:: ENTRIES PROVIDED

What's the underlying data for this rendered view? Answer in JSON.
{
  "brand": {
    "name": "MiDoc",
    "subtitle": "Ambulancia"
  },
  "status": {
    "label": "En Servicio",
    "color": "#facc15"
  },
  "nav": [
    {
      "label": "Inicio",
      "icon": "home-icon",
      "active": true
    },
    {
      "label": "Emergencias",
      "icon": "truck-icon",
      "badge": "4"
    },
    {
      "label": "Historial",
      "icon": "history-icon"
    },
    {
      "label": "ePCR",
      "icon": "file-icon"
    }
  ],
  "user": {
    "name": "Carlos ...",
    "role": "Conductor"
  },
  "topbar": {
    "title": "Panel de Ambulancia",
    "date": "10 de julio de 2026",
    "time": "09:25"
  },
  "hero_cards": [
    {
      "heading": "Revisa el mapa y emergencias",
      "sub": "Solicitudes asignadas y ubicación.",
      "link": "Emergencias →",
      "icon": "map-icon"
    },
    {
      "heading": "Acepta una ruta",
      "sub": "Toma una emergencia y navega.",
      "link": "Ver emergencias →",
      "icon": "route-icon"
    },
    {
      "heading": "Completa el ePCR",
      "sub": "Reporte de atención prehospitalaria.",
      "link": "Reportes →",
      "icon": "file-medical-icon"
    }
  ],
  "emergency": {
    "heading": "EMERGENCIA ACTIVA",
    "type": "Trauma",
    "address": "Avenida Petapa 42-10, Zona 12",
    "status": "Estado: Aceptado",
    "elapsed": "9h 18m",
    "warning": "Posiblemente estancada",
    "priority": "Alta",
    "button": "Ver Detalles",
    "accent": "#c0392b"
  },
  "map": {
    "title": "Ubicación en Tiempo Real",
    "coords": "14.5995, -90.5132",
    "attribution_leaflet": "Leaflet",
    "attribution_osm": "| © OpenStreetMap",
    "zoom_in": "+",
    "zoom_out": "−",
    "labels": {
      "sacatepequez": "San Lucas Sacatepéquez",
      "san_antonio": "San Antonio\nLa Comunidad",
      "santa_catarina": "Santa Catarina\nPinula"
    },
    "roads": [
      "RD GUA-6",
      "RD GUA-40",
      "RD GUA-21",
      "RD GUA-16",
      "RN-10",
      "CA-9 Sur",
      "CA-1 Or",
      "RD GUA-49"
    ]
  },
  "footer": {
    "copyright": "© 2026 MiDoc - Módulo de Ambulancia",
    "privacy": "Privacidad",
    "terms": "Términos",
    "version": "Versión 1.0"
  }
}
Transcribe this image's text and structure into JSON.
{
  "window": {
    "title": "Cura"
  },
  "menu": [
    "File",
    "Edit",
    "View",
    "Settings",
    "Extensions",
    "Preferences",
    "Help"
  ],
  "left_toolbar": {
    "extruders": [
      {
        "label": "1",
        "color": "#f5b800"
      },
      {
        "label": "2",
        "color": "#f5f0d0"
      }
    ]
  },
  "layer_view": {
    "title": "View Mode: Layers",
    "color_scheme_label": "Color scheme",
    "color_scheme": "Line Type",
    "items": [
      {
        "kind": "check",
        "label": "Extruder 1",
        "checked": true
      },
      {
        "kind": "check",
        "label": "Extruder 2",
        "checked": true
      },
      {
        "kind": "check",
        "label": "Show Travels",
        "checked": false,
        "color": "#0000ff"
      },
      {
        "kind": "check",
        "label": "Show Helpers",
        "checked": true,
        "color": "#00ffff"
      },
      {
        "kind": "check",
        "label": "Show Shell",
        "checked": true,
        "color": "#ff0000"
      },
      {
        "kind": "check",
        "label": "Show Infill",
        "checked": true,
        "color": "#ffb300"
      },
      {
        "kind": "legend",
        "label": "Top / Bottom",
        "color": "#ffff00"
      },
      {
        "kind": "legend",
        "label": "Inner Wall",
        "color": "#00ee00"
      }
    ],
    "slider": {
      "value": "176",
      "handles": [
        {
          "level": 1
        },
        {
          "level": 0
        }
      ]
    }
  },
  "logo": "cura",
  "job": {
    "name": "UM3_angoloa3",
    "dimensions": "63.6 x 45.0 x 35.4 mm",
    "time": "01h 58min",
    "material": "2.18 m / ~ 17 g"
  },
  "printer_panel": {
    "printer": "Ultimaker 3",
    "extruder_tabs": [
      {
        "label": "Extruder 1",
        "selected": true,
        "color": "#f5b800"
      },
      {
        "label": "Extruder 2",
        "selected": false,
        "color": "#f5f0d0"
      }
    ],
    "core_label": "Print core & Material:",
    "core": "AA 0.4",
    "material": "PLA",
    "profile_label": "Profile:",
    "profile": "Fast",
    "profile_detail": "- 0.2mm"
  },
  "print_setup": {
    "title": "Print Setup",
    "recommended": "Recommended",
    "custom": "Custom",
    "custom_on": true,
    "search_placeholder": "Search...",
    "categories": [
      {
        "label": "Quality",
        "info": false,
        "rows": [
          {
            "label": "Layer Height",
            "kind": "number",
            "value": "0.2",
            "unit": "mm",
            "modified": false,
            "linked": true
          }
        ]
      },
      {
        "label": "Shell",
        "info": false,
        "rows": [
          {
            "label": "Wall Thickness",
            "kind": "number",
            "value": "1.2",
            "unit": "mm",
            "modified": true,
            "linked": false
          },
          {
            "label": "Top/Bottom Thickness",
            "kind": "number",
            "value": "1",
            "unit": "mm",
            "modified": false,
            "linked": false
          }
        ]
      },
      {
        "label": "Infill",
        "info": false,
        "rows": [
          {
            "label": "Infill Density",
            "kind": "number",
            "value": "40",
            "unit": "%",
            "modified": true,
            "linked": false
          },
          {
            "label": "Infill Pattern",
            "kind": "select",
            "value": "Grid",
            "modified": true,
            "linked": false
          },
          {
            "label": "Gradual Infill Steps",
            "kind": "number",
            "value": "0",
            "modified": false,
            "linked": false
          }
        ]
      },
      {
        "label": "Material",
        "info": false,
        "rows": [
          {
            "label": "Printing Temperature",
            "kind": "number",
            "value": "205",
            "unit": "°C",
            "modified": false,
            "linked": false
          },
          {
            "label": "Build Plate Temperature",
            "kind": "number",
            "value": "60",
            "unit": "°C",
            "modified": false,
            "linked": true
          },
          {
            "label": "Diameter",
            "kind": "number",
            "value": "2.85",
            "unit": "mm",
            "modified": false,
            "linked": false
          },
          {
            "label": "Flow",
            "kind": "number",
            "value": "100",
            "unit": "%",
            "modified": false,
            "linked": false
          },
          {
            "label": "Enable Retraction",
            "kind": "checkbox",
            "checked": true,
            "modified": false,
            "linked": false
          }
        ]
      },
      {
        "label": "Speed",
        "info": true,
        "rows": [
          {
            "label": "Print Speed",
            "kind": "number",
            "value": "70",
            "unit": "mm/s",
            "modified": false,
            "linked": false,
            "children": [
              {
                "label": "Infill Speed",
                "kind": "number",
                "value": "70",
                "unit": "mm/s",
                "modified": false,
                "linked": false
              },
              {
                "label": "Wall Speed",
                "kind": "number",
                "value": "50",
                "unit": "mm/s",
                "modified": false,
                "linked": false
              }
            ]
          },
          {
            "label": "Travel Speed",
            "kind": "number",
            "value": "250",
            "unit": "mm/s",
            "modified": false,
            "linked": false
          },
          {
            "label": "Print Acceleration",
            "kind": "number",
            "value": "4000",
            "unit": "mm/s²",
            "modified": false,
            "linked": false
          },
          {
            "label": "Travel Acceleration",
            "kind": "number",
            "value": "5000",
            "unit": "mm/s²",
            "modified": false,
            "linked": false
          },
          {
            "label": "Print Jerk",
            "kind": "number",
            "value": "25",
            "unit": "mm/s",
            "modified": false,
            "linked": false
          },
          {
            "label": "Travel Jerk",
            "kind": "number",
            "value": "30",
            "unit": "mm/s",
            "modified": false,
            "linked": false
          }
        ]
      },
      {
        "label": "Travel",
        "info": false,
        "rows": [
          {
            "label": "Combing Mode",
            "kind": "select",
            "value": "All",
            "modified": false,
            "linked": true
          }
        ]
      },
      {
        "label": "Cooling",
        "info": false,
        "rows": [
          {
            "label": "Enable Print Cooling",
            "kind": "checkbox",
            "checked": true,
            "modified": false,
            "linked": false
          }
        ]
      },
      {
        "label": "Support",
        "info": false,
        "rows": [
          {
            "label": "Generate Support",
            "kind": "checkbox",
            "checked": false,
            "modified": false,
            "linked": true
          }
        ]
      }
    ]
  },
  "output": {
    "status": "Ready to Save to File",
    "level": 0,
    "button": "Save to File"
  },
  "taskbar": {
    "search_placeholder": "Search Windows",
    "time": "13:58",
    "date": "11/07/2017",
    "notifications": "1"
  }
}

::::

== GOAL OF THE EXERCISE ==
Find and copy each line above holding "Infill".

== COMPLETED TASK ==
        "label": "Show Infill",
        "label": "Infill",
            "label": "Infill Density",
            "label": "Infill Pattern",
            "label": "Gradual Infill Steps",
                "label": "Infill Speed",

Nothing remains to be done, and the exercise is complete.